It can be as simple as women putting pictures of nature up around their desk at work (even looking at pictures of nature has been found to improve productivity and reduce stress). It may mean that women take regular mindful walks, find a special location in nature to visit repeatedly, or help with local stewardship initiatives, such as planting pollinator gardens. On our retreats, we provide women with a list of experiences that are evidence-based approaches to ecotherapy.

Tell us about your vision for the partnership between TWI and Wildrock.

I hope that we will continue to offer Wildrock retreats in the fall and spring, workshops on how to incorporate nature connection into a treatment plan, and regular in-town meet-ups to support ecotherapy practices. I would love to do a research study to explore how practices specifically impact anxiety.

This article is adapted from our Winter/Spring 2019 Newsletter.


Upcoming Ecotherapy Offerings

Connecting with Nature and Ourselves in Winter

Monday, March 11, 5:30-7 pm

Join with other women to use the wintertime quiet to cultivate restoration, creativity and connection. We will use collage, mindfulness, writing, movement and nature elements to cultivate gratitude and self-love and set positive intentions. Facilitated by Shell Stern, MSW.

Registration optional: (434) 872-0047 or

Nature Nurture Retreat
at Wildrock

Saturday, April 13, 9:45 am-4 pm

A day outside to learn how to use nature to deepen your self-care and reduce stress.

Wildrock is a nature park and barn center tucked away in the Blue Ridge foothills 40 minutes from Charlottesville. Transportation to Wildrock will be provided from TWI Main Office, 1101 East High St.

Facilitated by Carolyn Schuyler, LCSW, Shell Stern, MSW, and Hannah Trible

To register: or (434) 872-0047 x114


Resilience Resources for A12 & Beyond

The anniversary of a traumatic event can be a difficult time. And for many in our community, August 12 and its aftermath are a part of ongoing historical and racial traumas that impact everyday life. Caring for ourselves and our community is so important, and the following strategies compiled by the Community Mental Health and Wellness Coalition can help us this summer and beyond.

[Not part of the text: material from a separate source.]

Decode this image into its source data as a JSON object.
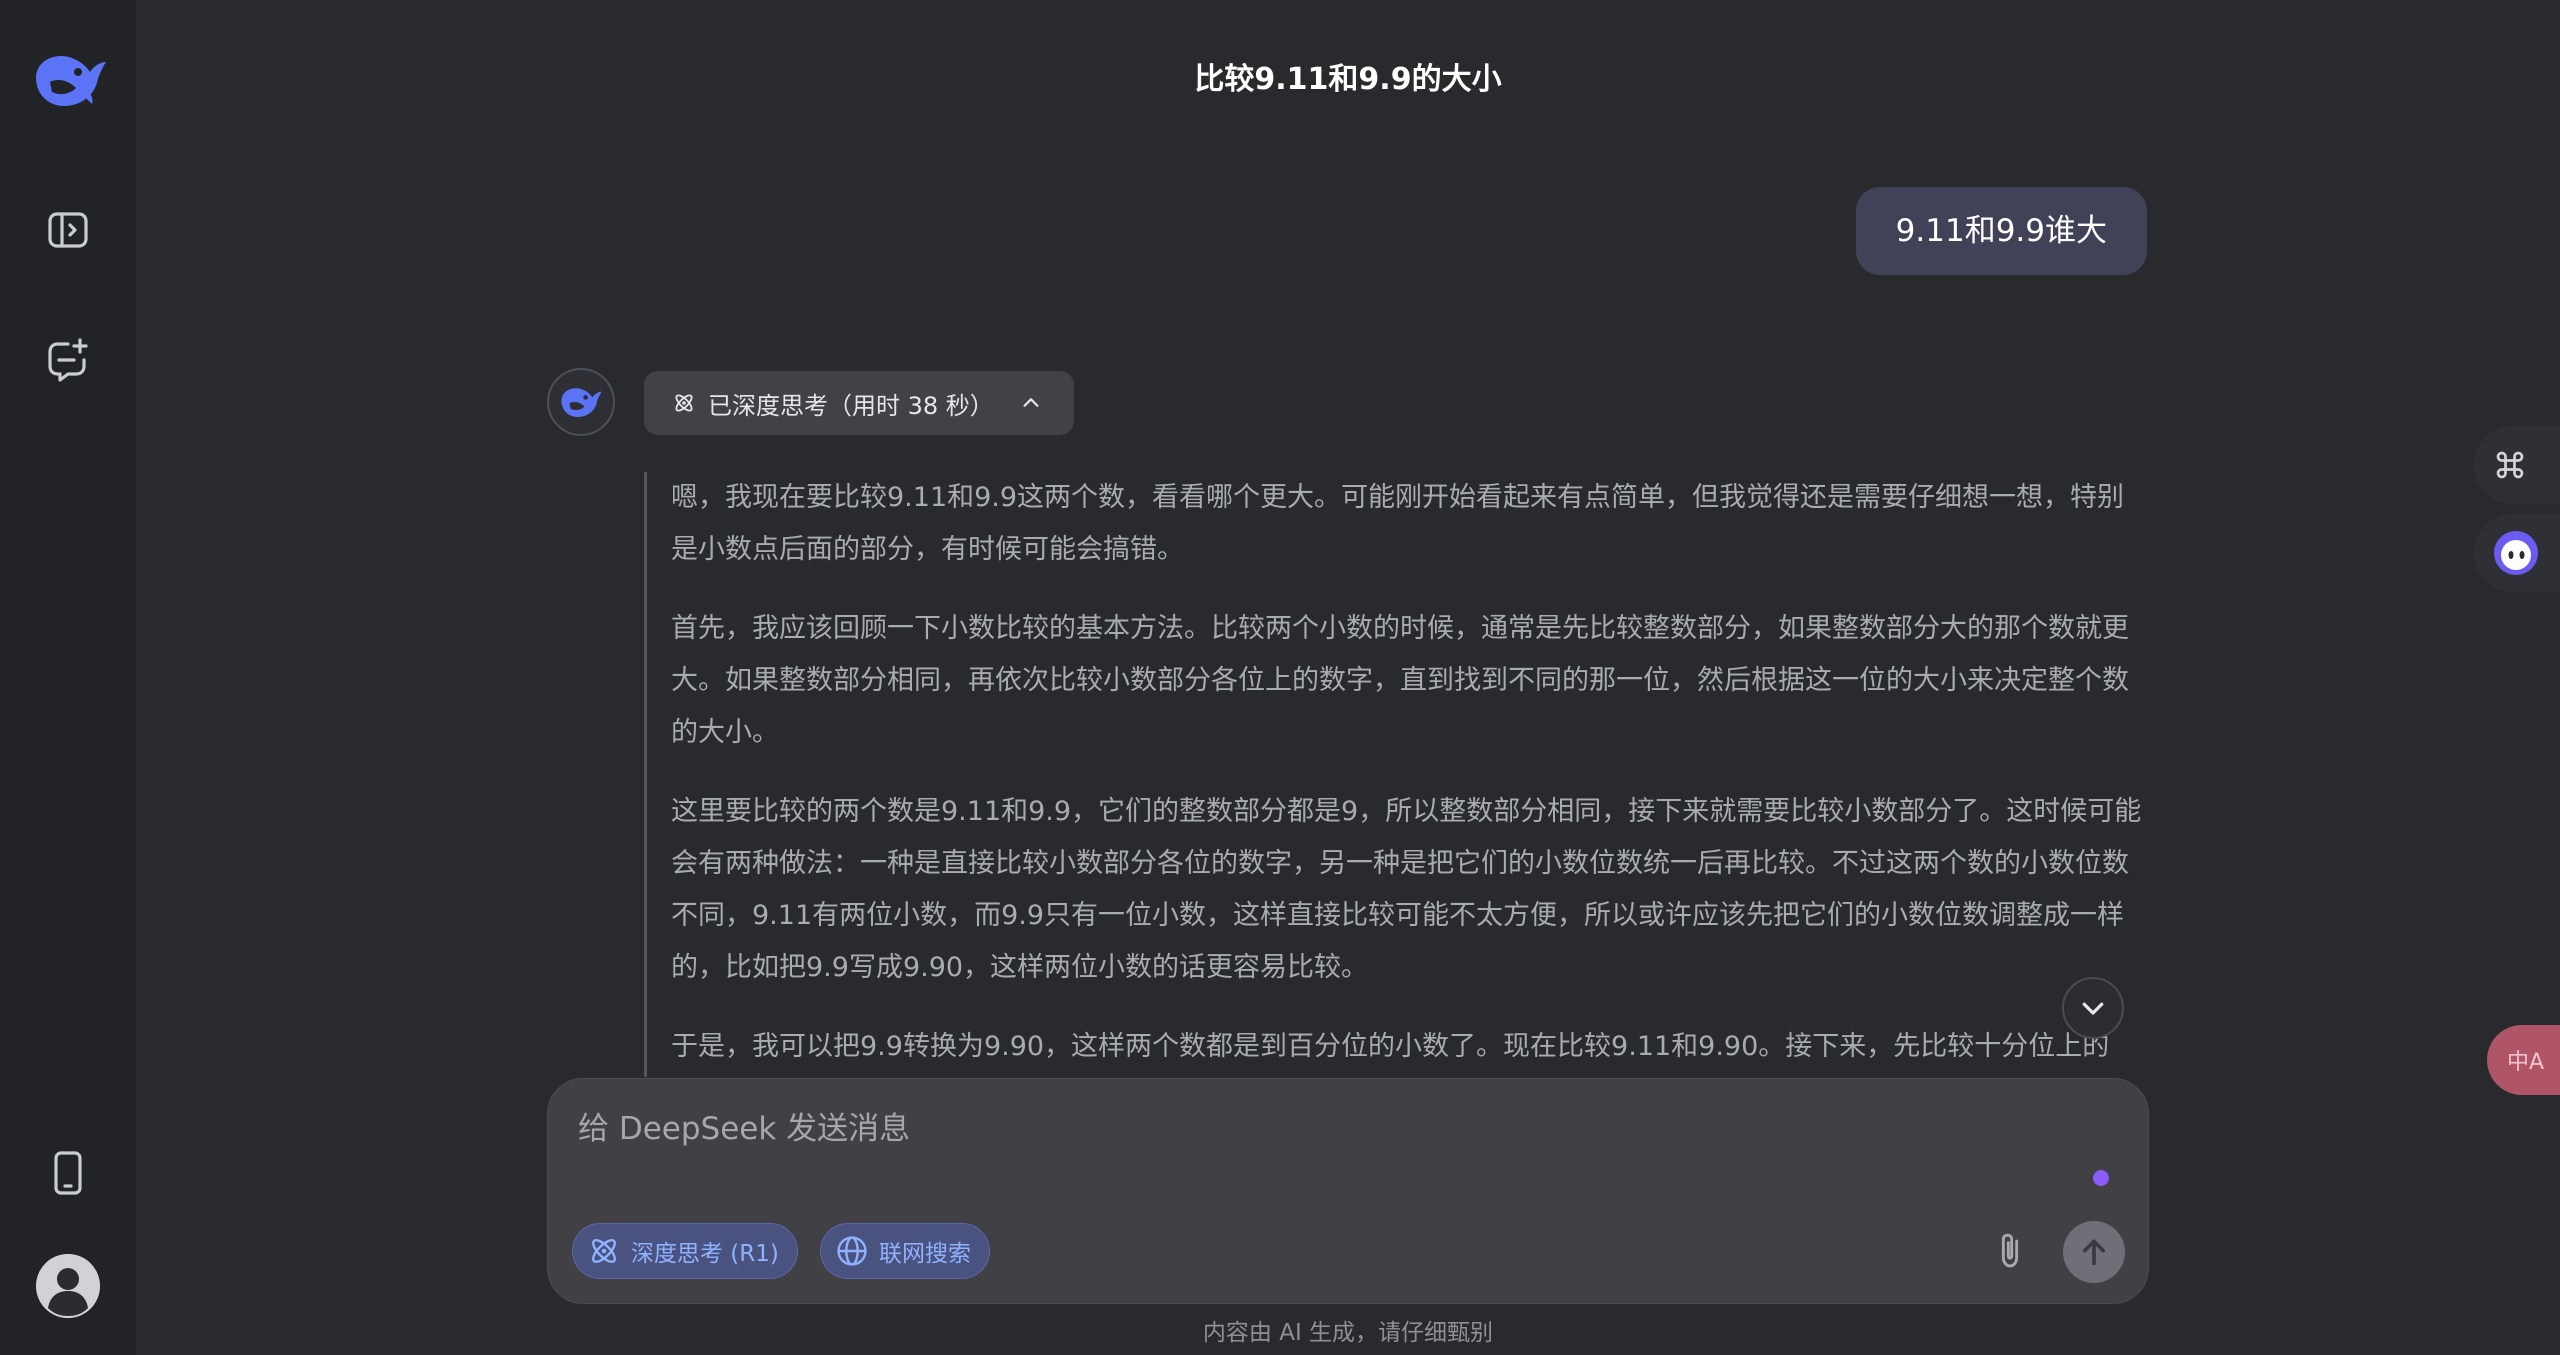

Seek Emotional Safety

  • Notice what things cause you to feel stress and anxiety
  • Reduce media exposure
  • Do things to help cope with stress, such as exercise, journaling, meditation, or prayer

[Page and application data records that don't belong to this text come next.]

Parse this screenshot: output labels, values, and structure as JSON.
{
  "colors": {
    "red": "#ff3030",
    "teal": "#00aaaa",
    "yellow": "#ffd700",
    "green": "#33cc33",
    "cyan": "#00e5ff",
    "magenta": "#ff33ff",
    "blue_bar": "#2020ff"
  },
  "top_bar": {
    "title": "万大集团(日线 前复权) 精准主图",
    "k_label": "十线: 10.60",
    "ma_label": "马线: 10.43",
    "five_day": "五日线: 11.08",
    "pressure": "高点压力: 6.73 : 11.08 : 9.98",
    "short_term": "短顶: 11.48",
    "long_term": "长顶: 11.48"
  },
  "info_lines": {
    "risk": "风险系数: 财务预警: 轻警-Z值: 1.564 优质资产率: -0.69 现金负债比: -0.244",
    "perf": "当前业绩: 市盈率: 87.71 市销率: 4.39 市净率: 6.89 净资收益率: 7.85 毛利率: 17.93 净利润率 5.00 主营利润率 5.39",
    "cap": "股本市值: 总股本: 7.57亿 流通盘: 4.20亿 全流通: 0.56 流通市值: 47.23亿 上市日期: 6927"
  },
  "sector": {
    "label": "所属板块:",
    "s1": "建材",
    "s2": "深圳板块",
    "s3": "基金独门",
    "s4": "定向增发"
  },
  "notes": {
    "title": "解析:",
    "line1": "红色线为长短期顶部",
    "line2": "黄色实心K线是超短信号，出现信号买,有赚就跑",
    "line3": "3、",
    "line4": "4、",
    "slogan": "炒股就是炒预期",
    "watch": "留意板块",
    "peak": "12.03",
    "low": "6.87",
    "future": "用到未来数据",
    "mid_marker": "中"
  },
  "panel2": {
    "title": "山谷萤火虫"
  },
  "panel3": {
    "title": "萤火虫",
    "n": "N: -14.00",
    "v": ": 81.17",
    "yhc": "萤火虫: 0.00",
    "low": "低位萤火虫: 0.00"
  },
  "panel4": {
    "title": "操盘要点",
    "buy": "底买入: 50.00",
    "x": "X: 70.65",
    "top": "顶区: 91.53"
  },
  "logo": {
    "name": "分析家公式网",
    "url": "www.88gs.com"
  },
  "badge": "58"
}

Stay Connected

  • Keep routines with family and friends
  • Stay involved in activities & groups that make you feel good
  • For mental health info & referral, call 434-227-0641 or see

Foster Hope & Work for Change

  • Notice negative thoughts
  • Reflect on personal and community progress
  • Participate in activities that promote equity and safety for all
  • Do something to help others

Support Children

  • Limit media exposure
  • Support children to make a positive difference in their community
  • Answer kids’ questions honestly
  • Discuss concerns with teachers/professionals

The Women's Initiative and other community organizations have many offerings to provide support and care around the anniversary of August 12 as well as the historical and racial traumas that came before and have happened since. On Saturday, August 11, The Women's Initiative is offering a Free Walk-In Wellness Clinic at our Jefferson School City Center Office from 11 am-5 pm. For a comprehensive list of emotional support services throughout the summer, visit the Community Mental Health and Wellness Coalition.

Community education on cultural humility

Working toward enhancing our cultural humility approach throughout our organization and the community, The Women's Initiative is co-sponsoring a community education session on cultural humility and implicit bias this December.

Eboni Bugg, LCSW, RYT will be presenting the talk on implicit bias and cultural humility on Monday, December 4, 5:30-7:30 pm, at the Jefferson School African American Heritage Center. 

"We feel as health care providers that we want to make sure we are doing our part to cultivate a community that is culturally humble and is aware of biases," Jackie Martin, the director of community benefit at Sentara Martha Jefferson Hospital, told CBS19 News. Sentara, UVA Health System and the Jefferson School African American Heritage Center are also co-sponsors.

The presentation is free, but space is limited. RSVP by Monday, November 27 by calling 1-800-SENTARA.